Last time we visited Bali, we were here for Nyepi, the Balinese New Year and day of silence, and were sequestered in our hotel room for a day. So, I was not surprised to hear that there was a big religious celebration within days of our arrival in Bali. The Hindu calendar is full of them.
The liveliest time of year at Inle Lake takes place between 24 September and 11 October. Phaung Daw Oo Festival is the spectacular sight of a boat with 50 of the lake’s iconic leg rowers pulling a gilded barge holding the sacred Buddha images of Phaung Daw Oo Pagoda from one village to the next.
The parade of the annual Lamyai (longan) Festival in Lamphun province was a feast for the eye. This is by far the most beautiful parade I have seen this year in Thailand.

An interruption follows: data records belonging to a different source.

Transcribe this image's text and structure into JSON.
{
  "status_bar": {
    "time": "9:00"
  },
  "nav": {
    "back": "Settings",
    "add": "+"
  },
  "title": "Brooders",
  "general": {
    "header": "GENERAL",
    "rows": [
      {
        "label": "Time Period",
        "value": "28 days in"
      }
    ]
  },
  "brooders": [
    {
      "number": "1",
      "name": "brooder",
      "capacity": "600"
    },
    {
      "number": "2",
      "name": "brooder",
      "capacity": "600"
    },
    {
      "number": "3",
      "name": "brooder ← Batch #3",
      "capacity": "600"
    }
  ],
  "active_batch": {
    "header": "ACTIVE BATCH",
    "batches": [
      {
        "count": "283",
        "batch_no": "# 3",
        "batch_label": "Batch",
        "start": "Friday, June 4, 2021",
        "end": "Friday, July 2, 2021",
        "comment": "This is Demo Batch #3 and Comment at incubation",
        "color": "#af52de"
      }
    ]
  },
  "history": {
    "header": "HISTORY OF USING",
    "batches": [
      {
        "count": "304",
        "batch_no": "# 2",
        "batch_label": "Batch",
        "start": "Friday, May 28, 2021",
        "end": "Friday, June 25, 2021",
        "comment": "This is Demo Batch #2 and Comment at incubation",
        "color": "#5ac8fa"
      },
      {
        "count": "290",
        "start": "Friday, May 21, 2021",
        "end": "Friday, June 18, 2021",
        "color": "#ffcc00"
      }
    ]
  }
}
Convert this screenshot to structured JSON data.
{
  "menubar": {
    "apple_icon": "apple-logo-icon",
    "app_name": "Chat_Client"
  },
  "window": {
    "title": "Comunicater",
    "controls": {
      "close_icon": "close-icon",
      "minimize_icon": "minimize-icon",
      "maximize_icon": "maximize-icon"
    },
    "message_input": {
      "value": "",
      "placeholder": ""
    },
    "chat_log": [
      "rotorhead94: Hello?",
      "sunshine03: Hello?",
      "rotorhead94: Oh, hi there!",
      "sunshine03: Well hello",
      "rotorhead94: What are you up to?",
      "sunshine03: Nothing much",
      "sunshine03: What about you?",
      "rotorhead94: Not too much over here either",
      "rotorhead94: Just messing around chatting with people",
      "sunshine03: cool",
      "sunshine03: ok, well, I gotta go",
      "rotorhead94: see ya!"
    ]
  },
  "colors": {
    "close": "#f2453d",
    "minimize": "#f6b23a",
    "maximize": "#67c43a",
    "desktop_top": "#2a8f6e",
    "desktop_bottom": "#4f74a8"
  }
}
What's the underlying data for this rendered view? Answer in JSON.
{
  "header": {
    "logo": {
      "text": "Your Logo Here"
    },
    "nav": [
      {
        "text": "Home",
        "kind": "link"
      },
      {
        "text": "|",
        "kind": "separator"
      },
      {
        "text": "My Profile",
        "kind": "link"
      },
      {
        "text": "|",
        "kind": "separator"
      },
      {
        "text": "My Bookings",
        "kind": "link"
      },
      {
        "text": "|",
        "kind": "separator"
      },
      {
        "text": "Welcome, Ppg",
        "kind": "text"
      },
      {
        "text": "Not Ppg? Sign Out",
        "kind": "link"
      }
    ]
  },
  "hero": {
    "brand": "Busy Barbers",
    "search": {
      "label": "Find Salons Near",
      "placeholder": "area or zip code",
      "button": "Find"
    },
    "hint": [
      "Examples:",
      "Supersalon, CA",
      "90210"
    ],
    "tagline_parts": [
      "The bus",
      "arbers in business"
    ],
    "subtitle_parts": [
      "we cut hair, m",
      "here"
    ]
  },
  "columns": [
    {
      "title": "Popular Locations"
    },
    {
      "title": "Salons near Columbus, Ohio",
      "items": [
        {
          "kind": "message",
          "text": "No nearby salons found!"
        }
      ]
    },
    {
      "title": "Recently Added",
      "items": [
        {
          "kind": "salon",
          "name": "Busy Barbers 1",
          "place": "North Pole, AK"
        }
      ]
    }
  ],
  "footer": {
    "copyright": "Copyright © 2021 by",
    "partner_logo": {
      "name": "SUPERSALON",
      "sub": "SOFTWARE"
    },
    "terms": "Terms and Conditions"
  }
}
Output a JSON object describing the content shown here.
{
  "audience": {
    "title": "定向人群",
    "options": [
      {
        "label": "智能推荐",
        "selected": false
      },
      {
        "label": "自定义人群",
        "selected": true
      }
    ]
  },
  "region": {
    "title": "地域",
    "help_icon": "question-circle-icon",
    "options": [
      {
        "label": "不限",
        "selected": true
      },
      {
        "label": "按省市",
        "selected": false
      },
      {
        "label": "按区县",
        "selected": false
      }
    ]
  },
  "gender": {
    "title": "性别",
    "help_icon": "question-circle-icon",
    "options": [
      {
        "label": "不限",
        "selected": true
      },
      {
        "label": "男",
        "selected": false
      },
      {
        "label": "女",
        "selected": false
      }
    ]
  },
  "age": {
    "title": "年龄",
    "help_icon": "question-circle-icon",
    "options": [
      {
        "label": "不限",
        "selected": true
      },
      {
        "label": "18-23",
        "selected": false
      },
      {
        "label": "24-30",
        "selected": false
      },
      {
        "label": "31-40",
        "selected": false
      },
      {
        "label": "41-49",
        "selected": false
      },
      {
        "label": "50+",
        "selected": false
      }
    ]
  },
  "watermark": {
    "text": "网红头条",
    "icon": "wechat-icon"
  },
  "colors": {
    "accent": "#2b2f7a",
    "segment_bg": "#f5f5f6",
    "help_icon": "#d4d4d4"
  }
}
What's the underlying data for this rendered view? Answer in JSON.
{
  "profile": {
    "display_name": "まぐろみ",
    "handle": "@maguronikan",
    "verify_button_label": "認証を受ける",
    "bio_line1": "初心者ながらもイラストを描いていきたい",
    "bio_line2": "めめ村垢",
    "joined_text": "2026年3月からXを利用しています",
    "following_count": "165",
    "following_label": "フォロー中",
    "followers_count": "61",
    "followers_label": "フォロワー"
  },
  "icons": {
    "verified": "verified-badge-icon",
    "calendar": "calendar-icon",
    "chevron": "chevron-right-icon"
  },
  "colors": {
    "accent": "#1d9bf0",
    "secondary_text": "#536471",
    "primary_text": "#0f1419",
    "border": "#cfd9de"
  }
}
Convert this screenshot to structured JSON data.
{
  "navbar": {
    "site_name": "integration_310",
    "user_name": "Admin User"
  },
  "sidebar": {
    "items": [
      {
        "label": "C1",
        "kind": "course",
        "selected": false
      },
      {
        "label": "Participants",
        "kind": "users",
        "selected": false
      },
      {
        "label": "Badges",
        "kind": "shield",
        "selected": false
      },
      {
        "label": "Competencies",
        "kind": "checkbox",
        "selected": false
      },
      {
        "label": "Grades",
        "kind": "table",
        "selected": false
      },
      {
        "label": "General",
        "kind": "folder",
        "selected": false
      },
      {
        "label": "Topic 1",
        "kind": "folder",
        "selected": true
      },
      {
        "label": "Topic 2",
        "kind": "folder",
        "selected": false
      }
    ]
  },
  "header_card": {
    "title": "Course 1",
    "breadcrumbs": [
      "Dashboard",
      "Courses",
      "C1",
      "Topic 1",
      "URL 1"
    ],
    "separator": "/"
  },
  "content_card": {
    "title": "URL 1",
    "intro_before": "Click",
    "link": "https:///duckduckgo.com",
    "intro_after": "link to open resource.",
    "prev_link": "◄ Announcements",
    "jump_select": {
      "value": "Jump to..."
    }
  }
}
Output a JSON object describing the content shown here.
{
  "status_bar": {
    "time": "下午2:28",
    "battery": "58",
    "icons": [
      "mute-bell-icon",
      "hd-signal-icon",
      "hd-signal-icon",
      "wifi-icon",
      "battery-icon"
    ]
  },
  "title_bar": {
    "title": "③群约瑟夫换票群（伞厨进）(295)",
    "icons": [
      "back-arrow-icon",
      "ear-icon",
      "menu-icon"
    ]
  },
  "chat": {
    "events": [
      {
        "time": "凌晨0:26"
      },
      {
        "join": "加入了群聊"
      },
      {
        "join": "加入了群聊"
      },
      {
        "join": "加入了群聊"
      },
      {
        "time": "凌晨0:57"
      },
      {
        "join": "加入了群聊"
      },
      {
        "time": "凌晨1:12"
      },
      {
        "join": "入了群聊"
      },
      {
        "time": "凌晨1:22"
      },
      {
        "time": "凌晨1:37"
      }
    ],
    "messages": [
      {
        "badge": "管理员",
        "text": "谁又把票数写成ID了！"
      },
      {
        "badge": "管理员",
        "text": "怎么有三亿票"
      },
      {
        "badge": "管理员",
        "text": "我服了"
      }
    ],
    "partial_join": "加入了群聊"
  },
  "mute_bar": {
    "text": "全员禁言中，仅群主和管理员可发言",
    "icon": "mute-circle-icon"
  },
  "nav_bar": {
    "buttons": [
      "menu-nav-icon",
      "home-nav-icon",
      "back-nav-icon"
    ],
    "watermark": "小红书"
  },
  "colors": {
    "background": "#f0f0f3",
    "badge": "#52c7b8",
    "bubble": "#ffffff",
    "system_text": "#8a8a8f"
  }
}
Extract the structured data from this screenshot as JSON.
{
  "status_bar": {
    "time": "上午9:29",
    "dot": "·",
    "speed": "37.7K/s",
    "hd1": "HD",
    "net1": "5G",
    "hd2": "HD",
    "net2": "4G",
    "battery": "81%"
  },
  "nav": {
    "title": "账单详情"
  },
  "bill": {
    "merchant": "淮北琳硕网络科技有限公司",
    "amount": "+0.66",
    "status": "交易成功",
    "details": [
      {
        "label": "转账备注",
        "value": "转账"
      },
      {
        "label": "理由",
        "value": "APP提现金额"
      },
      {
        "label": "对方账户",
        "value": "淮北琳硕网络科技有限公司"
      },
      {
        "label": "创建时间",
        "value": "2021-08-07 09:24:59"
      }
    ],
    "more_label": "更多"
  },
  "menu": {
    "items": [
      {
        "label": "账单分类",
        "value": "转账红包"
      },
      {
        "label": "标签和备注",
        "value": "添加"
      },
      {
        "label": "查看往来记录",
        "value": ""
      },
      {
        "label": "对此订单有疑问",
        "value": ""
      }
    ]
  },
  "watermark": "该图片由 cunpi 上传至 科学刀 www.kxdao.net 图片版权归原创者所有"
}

Luang Prabang, the largest city in Northern Laos and a UNESCO World Heritage site, celebrates two significant festivals during the three months of Buddhist Lent (usually from July to September depending on the lunar calendar)
The Cambodian New Year or Chaul Chnam Thmey in Khmer literally means, “enter the new year.” The holiday, based on the lunar calendar
The Mid-Autumn Festival is a lunar holiday in September which celebrates the legend of Cuội, who was stranded on the moon
April is summer in Laos and the time for Lao New Year or Water Festival. It is the perfect time to visit Laos for tourists who are looking for some revelry and fun in the sun. On the traditional Buddhist calendar
The Phuket Vegetarian Festival is an annual event held all over Phuket Island in southern Thailand. The origins of this festival go back to the 1920s when a Chinese opera company came to Phuket to entertain Chinese immigrants working in the tin mines.
The term pwe in Myanmar describes any kind of activity where people gather in order to celebrate an event.